**Task requirements**
If a line in the records below holds the string "favicon", count it; give only the total.

(Dataset rows describing interfaces)
----------

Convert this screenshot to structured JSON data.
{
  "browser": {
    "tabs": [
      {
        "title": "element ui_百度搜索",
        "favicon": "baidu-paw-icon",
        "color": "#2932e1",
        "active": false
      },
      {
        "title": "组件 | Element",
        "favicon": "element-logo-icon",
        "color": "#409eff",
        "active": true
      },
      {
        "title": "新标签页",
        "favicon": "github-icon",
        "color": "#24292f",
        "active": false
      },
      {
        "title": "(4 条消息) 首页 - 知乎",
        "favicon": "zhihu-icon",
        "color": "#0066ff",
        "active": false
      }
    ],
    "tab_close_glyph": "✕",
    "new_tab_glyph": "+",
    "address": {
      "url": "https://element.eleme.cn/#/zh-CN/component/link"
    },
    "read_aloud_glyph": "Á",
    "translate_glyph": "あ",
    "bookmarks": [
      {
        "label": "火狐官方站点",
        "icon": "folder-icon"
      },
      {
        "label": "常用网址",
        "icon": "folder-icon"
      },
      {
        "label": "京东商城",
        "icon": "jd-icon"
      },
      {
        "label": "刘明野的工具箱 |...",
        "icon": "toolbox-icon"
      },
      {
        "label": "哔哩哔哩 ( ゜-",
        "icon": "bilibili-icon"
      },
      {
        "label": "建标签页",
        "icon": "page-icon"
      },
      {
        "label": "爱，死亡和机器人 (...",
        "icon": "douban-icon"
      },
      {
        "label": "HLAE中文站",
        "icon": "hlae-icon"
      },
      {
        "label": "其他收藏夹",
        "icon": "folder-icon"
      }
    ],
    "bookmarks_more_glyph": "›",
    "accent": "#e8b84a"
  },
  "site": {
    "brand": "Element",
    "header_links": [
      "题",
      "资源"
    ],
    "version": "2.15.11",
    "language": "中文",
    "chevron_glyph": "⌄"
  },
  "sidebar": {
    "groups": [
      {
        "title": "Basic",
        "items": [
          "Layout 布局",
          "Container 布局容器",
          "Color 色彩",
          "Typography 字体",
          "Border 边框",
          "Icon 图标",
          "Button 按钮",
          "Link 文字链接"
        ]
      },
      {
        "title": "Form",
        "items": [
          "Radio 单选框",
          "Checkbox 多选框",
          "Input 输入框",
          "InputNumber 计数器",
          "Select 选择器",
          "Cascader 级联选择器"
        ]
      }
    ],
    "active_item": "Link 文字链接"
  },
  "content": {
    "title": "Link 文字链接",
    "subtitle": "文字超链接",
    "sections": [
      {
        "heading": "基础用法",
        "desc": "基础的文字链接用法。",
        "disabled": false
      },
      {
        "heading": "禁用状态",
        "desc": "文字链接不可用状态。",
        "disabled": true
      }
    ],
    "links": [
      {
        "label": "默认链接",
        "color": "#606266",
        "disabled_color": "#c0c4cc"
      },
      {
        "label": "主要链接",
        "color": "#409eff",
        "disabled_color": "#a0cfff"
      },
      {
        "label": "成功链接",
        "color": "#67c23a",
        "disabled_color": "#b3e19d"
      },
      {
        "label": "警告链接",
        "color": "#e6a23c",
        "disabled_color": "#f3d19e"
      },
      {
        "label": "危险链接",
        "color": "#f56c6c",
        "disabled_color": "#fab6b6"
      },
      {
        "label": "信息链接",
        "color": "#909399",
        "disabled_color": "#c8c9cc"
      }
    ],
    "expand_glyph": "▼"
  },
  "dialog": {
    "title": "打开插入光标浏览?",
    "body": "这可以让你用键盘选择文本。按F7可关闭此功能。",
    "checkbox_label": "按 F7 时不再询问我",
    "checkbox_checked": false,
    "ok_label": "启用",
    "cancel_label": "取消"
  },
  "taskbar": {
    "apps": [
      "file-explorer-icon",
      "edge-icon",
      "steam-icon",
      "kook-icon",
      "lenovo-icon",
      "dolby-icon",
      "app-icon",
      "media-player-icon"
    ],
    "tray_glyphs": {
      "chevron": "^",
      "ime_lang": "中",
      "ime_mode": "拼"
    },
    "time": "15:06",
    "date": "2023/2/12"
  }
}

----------

**Result of this exercise**
4